Gov. JB Pritzker focused on the bipartisan achievements during his first State of the State address Wednesday. From an infrastructure plan to recreational marijuana, Pritzker noted that working together did more for the state of Illinois than partisan bickering had in the past.
State. Rep. Jeff Keicher, R-Sycamore, said that he was pleased about several things the governor mentioned during his address that have a local impact. Keicher's 70th District covers DeKalb County along with parts of Kane and Boone counties.
"As a personal point of pride, I was very pleased to see he specifically mentioned the mammogram expansion bill," Keicher said. Keicher sponsored the bill in the house and Pritzker signed the bill in August at the Northwestern Medicine Kishwaukee Hospital Breast Health Center in DeKalb.
Keicher also said he was pleased the governor discussed the bipartisan passage of the state budget in May. A series of pro-business items in last year's budget - such as manufacturing credits, data center incentives, and the Blue Collar Jobs Act - are having a direct impact on the DeKalb-area economy and are part of the reason why DeKalb is being considered for large development projects such as Project Hammer and Project Ventus. Combined, the two projects could bring 1,000 jobs to the area.
In recent days, the governor has proposed various reforms to the criminal system, such as doing away with cash bail and recently signed a bill to eliminate drivers' license suspensions for unpaid fines.
State Sen. Dave Syverson, R-Rockford, said that while last year saw a concerted bipartisan effort, he had reservations about some of the criminal justice reforms of the governor.
"Going forward, some of the concerns clearly seem to be a focus on getting more protections to those who break the law than it is to protect law-abiding citizens," he said. He said, without consequences, there would not be an incentive to pay fines or come to court dates. "I don't know how that is going to make the community any safer."
Keicher also wanted to know about proposed reforms. He said he's spoken with law enforcement and people in the state's attorney's office.
"The impact that they're seeing in crime statistics is concerning," he said.
This coming year, Keicher said he wanted the governor's plan for a fair district mapping process to be bipartisan as well.
"Is it going to happen where voters decide who represents them or leaders decide," he said. "We'll see if the governor lives up to the commitment he made to get that done."
Two days after former state Sen. Martin Sandoval, D-Chicago, was charged with bribery and tax fraud, Pritzker said he wanted to pass an ethics reform bill this year. He said Illinois should end the practice of "for-profit influence peddling."

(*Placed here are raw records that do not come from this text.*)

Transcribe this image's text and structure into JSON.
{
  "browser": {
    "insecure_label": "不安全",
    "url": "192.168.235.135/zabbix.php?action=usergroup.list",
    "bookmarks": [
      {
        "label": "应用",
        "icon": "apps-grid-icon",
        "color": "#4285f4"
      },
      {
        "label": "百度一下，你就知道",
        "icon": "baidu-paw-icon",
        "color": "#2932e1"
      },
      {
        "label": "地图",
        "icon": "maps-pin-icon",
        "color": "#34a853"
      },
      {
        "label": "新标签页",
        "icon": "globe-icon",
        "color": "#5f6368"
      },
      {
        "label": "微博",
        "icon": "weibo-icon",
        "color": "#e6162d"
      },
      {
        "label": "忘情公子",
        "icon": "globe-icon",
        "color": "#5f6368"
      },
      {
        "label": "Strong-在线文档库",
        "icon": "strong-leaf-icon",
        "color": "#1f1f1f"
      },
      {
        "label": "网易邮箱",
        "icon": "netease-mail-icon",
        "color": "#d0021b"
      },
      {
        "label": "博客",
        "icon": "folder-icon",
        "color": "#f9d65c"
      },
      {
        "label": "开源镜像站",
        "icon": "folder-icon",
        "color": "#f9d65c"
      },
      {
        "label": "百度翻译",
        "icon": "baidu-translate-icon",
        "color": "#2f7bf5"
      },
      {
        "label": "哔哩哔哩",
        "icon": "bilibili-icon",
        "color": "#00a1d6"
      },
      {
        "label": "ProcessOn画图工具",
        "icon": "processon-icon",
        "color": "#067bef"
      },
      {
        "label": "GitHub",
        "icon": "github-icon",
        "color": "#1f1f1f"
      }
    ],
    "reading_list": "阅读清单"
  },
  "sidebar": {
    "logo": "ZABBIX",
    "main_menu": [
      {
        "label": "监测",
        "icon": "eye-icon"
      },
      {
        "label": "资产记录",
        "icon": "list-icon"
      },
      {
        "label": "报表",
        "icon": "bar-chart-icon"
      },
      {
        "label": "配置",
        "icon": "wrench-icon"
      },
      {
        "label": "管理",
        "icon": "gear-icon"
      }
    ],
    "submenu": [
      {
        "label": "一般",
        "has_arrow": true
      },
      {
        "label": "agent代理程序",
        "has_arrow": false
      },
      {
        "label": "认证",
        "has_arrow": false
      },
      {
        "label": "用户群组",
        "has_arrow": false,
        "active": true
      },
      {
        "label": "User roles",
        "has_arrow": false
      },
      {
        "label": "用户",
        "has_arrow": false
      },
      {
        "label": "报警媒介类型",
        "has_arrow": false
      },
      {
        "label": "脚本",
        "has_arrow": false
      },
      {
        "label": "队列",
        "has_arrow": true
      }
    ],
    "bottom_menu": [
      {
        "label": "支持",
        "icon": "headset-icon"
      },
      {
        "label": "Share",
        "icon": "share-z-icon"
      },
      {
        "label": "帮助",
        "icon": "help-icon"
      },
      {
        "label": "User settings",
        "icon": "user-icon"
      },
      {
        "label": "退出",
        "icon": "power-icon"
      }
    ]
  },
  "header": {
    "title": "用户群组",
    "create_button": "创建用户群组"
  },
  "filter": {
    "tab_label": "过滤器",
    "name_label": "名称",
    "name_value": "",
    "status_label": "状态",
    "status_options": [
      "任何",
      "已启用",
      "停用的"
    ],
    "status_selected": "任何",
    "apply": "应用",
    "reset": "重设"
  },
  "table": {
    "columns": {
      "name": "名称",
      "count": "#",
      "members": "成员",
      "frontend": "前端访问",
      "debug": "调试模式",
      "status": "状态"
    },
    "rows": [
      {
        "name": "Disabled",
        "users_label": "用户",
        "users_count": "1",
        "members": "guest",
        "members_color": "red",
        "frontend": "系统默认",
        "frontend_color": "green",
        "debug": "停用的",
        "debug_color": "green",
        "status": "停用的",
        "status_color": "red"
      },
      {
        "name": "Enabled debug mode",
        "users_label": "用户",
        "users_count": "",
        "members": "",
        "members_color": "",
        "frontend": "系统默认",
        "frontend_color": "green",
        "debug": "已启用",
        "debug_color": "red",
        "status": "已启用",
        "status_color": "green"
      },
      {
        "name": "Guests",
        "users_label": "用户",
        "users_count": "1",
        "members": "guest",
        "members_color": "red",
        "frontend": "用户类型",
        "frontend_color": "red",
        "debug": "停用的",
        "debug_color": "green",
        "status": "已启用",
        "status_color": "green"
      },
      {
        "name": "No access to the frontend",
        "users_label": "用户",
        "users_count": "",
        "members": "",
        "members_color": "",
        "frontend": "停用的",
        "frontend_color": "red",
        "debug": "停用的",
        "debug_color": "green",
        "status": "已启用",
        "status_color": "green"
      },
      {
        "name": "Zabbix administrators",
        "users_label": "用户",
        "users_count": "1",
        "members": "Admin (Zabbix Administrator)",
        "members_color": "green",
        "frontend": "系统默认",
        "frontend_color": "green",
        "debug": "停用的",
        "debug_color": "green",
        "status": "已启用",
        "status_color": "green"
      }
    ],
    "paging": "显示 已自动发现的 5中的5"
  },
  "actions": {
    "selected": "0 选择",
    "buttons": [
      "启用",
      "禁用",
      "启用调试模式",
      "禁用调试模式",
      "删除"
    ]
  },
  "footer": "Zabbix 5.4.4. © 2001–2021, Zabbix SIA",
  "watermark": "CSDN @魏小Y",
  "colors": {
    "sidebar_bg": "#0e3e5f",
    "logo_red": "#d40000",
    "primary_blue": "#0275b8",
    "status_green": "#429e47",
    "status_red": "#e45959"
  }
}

"Elected officials shouldn't retire and immediately start lobbying their former colleagues," Pritzker.
Keicher said he was optimistic about the reforms.
"That doesn't mean its all rosy and shiny, but I know I have peers on both sides of the aisle that want Illinois to succeed," he said.
Paul Stoddard, a Democrat running against Keicher in November, said the proposals from the governor for ethics reforms were good ones.
"The people we elected should be there to serve the state and not themselves," he said.
State Rep. Tom Demmer, R-Dixon, said legislators had been talking about the ethics reforms for months. He said corruption in Illinois is a culture issue.
"It's an area that shouldn't be a bipartisan issue," he said. "We have people in both parties saying we need to make some changes ... It's a long-running problem that has been stewing for decades."
Moving forward, Demmer said the next challenge for the governor, and for the legislature, will be to pass the budget, even if the state is experiencing a strong economy.
"Illinois not out of the woods yet in the financial challenges we face," Demmer said.